hey -cpus 1 -n 100000 -c 5000 http://localhost/hello.php

  Total:        16.0537 secs
  Slowest:      2.9224 secs
  Fastest:      0.0008 secs
  Average:      0.7718 secs
  Requests/sec: 6229.0776

Response time histogram:
  0.001 [1]     |
  0.293 [476]   |
  0.585 [2522]  |■
  0.877 [92117] |■■■■■■■■■■■■■■■■■■■■■■■■■■■■■■■■■■■■■■■■
  1.169 [888]   |
  1.462 [1624]  |■
  1.754 [2181]  |■
  2.046 [44]    |
  2.338 [108]   |
  2.630 [38]    |
  2.922 [1]     |

Latency distribution:
  10% in 0.6372 secs
  25% in 0.7155 secs
  50% in 0.7736 secs
  75% in 0.7853 secs
  90% in 0.8008 secs
  95% in 0.8673 secs
  99% in 1.5896 secs

Details (average, fastest, slowest):
  DNS+dialup:   0.0204 secs, 0.0008 secs, 2.9224 secs
  DNS-lookup:   0.0000 secs, 0.0000 secs, 0.5269 secs
  req write:    0.0110 secs, 0.0000 secs, 1.2326 secs
  resp wait:    0.7339 secs, 0.0007 secs, 1.8985 secs
  resp read:    0.0030 secs, 0.0000 secs, 0.8072 secs

Status code distribution:
  [200] 100000 responses

So really not much between then provided both or either TCP and Unix Socket setup is optimally configured.

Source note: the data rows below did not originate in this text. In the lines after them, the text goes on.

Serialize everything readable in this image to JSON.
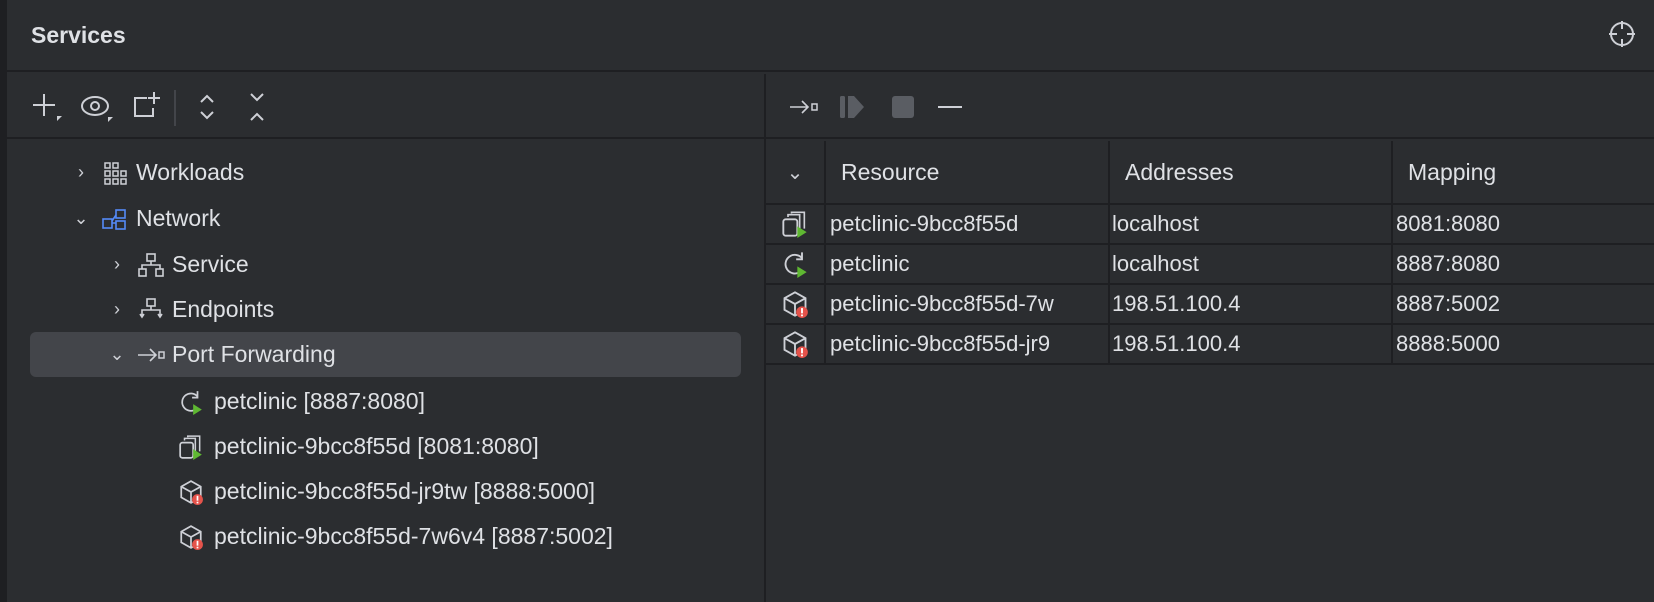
{
  "panel": {
    "title": "Services"
  },
  "tree": [
    {
      "label": "Workloads",
      "icon": "workloads-icon",
      "expanded": false
    },
    {
      "label": "Network",
      "icon": "network-icon",
      "expanded": true
    },
    {
      "label": "Service",
      "icon": "service-icon",
      "expanded": false
    },
    {
      "label": "Endpoints",
      "icon": "endpoints-icon",
      "expanded": false
    },
    {
      "label": "Port Forwarding",
      "icon": "port-forward-icon",
      "expanded": true,
      "selected": true
    },
    {
      "label": "petclinic [8887:8080]",
      "icon": "service-running-icon"
    },
    {
      "label": "petclinic-9bcc8f55d [8081:8080]",
      "icon": "replicaset-running-icon"
    },
    {
      "label": "petclinic-9bcc8f55d-jr9tw [8888:5000]",
      "icon": "pod-error-icon"
    },
    {
      "label": "petclinic-9bcc8f55d-7w6v4 [8887:5002]",
      "icon": "pod-error-icon"
    }
  ],
  "table": {
    "headers": [
      "Resource",
      "Addresses",
      "Mapping"
    ],
    "rows": [
      {
        "icon": "replicaset-running-icon",
        "resource": "petclinic-9bcc8f55d",
        "address": "localhost",
        "mapping": "8081:8080"
      },
      {
        "icon": "service-running-icon",
        "resource": "petclinic",
        "address": "localhost",
        "mapping": "8887:8080"
      },
      {
        "icon": "pod-error-icon",
        "resource": "petclinic-9bcc8f55d-7w",
        "address": "198.51.100.4",
        "mapping": "8887:5002"
      },
      {
        "icon": "pod-error-icon",
        "resource": "petclinic-9bcc8f55d-jr9",
        "address": "198.51.100.4",
        "mapping": "8888:5000"
      }
    ]
  },
  "colors": {
    "bg": "#2b2d30",
    "border": "#1e1f22",
    "selected": "#43454a",
    "green": "#5fb832",
    "red": "#e5534b",
    "network": "#548af7"
  }
}
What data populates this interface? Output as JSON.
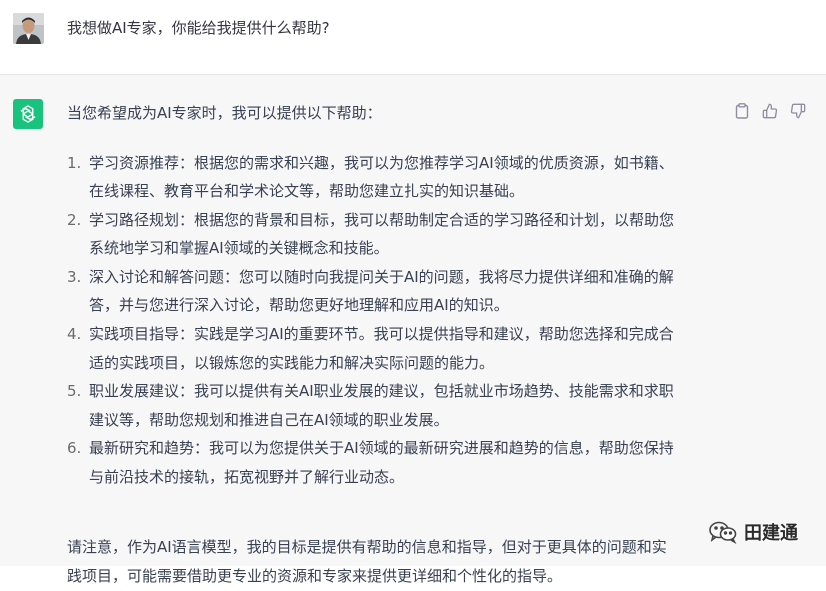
{
  "user": {
    "avatar": "user-avatar",
    "message": "我想做AI专家，你能给我提供什么帮助?"
  },
  "assistant": {
    "avatar": "chatgpt-logo-icon",
    "feedback_icons": [
      "clipboard-icon",
      "thumbs-up-icon",
      "thumbs-down-icon"
    ],
    "intro": "当您希望成为AI专家时，我可以提供以下帮助：",
    "items": [
      {
        "num": "1.",
        "line1": "学习资源推荐：根据您的需求和兴趣，我可以为您推荐学习AI领域的优质资源，如书籍、",
        "line2": "在线课程、教育平台和学术论文等，帮助您建立扎实的知识基础。"
      },
      {
        "num": "2.",
        "line1": "学习路径规划：根据您的背景和目标，我可以帮助制定合适的学习路径和计划，以帮助您",
        "line2": "系统地学习和掌握AI领域的关键概念和技能。"
      },
      {
        "num": "3.",
        "line1": "深入讨论和解答问题：您可以随时向我提问关于AI的问题，我将尽力提供详细和准确的解",
        "line2": "答，并与您进行深入讨论，帮助您更好地理解和应用AI的知识。"
      },
      {
        "num": "4.",
        "line1": "实践项目指导：实践是学习AI的重要环节。我可以提供指导和建议，帮助您选择和完成合",
        "line2": "适的实践项目，以锻炼您的实践能力和解决实际问题的能力。"
      },
      {
        "num": "5.",
        "line1": "职业发展建议：我可以提供有关AI职业发展的建议，包括就业市场趋势、技能需求和求职",
        "line2": "建议等，帮助您规划和推进自己在AI领域的职业发展。"
      },
      {
        "num": "6.",
        "line1": "最新研究和趋势：我可以为您提供关于AI领域的最新研究进展和趋势的信息，帮助您保持",
        "line2": "与前沿技术的接轨，拓宽视野并了解行业动态。"
      }
    ],
    "note_line1": "请注意，作为AI语言模型，我的目标是提供有帮助的信息和指导，但对于更具体的问题和实",
    "note_line2": "践项目，可能需要借助更专业的资源和专家来提供更详细和个性化的指导。"
  },
  "watermark": {
    "icon": "wechat-icon",
    "text": "田建通"
  },
  "colors": {
    "gpt_green": "#19c37d",
    "assistant_bg": "#f7f7f8",
    "text": "#374151"
  }
}
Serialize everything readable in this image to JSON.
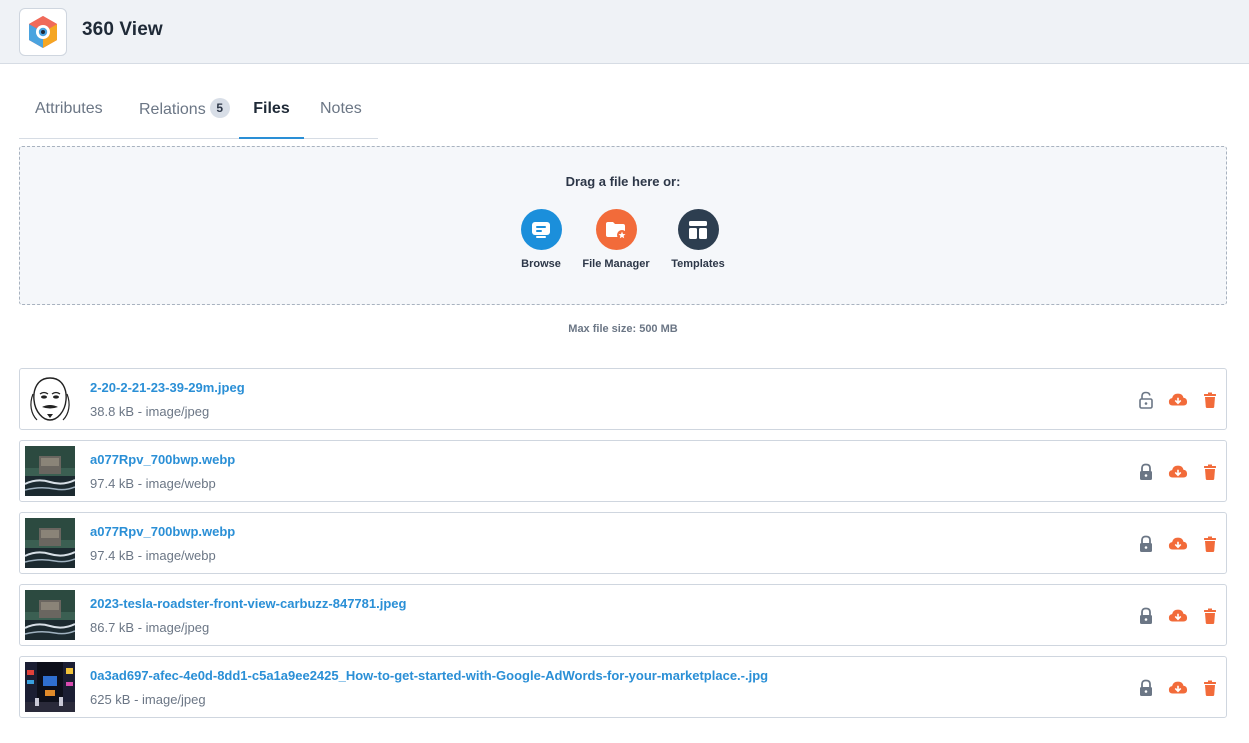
{
  "app": {
    "title": "360 View"
  },
  "tabs": [
    {
      "label": "Attributes",
      "active": false
    },
    {
      "label": "Relations",
      "badge": "5",
      "active": false
    },
    {
      "label": "Files",
      "active": true
    },
    {
      "label": "Notes",
      "active": false
    }
  ],
  "dropzone": {
    "prompt": "Drag a file here or:",
    "sources": [
      {
        "label": "Browse",
        "icon": "browse-icon",
        "color": "#1b8fdb"
      },
      {
        "label": "File Manager",
        "icon": "folder-star-icon",
        "color": "#f26b3a"
      },
      {
        "label": "Templates",
        "icon": "templates-icon",
        "color": "#2d3e50"
      }
    ]
  },
  "max_file_size": "Max file size: 500 MB",
  "files": [
    {
      "name": "2-20-2-21-23-39-29m.jpeg",
      "meta": "38.8 kB - image/jpeg",
      "thumb": "mask-sketch",
      "locked": false
    },
    {
      "name": "a077Rpv_700bwp.webp",
      "meta": "97.4 kB - image/webp",
      "thumb": "car-photo",
      "locked": true
    },
    {
      "name": "a077Rpv_700bwp.webp",
      "meta": "97.4 kB - image/webp",
      "thumb": "car-photo",
      "locked": true
    },
    {
      "name": "2023-tesla-roadster-front-view-carbuzz-847781.jpeg",
      "meta": "86.7 kB - image/jpeg",
      "thumb": "car-photo",
      "locked": true
    },
    {
      "name": "0a3ad697-afec-4e0d-8dd1-c5a1a9ee2425_How-to-get-started-with-Google-AdWords-for-your-marketplace.-.jpg",
      "meta": "625 kB - image/jpeg",
      "thumb": "city-night",
      "locked": true
    }
  ],
  "colors": {
    "link": "#2a8fd6",
    "action_orange": "#f26b3a",
    "lock_gray": "#6b7685"
  }
}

Thanks for the results. I’ll play around with your environment hopefully by next week if time permits.

That’s the screwy thing. I had errors out the wazoo with CentOS 7 with h2load and wrk. I’m curious whether this is a low-level issue with the API, either kernel or code maturity, that’s inducing that response. Your followup, a 26% increase in throughput with UDS, in CentOS 8 corroborates what I’d expect all things being equal.

Thank you for your work so far! :smiley:

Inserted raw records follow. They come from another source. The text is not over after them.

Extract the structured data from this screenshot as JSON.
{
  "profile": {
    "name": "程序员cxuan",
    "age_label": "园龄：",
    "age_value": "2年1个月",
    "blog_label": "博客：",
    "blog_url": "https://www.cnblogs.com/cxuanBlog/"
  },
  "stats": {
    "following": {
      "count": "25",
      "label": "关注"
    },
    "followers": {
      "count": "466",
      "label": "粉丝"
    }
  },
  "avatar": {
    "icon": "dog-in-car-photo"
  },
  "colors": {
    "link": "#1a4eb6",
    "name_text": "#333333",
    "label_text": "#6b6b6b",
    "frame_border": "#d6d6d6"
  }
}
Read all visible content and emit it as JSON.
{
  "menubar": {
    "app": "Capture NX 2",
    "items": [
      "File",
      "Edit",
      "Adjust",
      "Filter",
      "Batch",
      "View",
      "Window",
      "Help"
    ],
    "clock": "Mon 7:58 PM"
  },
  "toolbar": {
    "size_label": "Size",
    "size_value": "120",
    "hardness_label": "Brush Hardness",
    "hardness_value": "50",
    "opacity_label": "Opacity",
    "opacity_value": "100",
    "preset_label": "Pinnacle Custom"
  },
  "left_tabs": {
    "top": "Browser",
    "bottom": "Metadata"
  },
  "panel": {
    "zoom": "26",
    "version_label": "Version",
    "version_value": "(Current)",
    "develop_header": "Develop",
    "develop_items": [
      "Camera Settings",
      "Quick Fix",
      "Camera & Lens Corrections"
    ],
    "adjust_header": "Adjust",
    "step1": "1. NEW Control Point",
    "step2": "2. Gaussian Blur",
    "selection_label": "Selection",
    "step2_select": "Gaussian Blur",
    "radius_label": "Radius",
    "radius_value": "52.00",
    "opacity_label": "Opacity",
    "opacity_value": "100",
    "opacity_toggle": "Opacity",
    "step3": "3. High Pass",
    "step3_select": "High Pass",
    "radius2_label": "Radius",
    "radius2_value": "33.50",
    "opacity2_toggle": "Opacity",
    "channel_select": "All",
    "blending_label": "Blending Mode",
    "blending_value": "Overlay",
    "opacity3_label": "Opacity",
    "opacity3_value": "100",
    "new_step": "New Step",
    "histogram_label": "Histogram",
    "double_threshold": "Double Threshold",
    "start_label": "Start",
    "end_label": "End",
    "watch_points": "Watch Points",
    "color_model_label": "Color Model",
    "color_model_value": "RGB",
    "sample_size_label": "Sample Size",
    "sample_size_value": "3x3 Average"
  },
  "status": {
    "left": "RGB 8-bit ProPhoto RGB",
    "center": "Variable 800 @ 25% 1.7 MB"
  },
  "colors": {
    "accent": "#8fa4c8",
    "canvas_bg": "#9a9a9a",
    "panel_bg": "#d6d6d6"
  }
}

Might come down to how PHP-FPM is configured ultimately. FYI, for me I don’t use persistent keep alive connections with PHP-FPM TCP upstream which allows PHP-FPM to handle more concurrent user connections. If I do use keep alive persistent connections with PHP-FPM TCP upstream, I get 25-33% more throughput but way lower user concurrency scaling.

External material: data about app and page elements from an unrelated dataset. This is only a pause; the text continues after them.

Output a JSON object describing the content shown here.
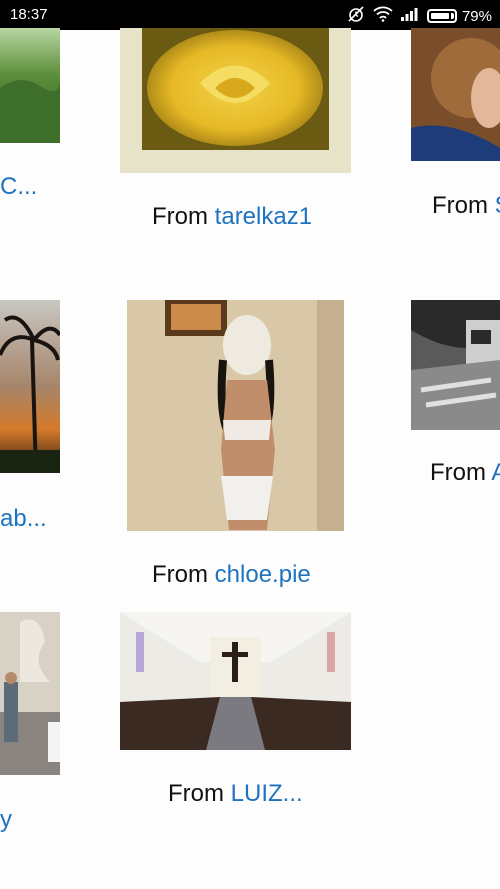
{
  "status_bar": {
    "time": "18:37",
    "icons": [
      "alarm-off-icon",
      "wifi-icon",
      "signal-icon",
      "battery-icon"
    ],
    "battery": "79%"
  },
  "grid": {
    "from_label": "From",
    "left_col": [
      {
        "text": "C..."
      },
      {
        "text": "ab..."
      },
      {
        "text": "y"
      }
    ],
    "middle_col": [
      {
        "user": "tarelkaz1",
        "thumb": "yellow-rose-photo"
      },
      {
        "user": "chloe.pie",
        "thumb": "woman-in-lingerie-photo"
      },
      {
        "user": "LUIZ...",
        "thumb": "church-interior-photo"
      }
    ],
    "right_col": [
      {
        "user": "S",
        "thumb": "curly-hair-woman-photo"
      },
      {
        "user": "A",
        "thumb": "bw-ruins-photo"
      }
    ]
  },
  "colors": {
    "link": "#1e73be",
    "text": "#111111",
    "status_bar": "#000000"
  }
}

I am waiting centmintmod port for debian distro, from your test result it’s performance very good compared with other LEMP stack…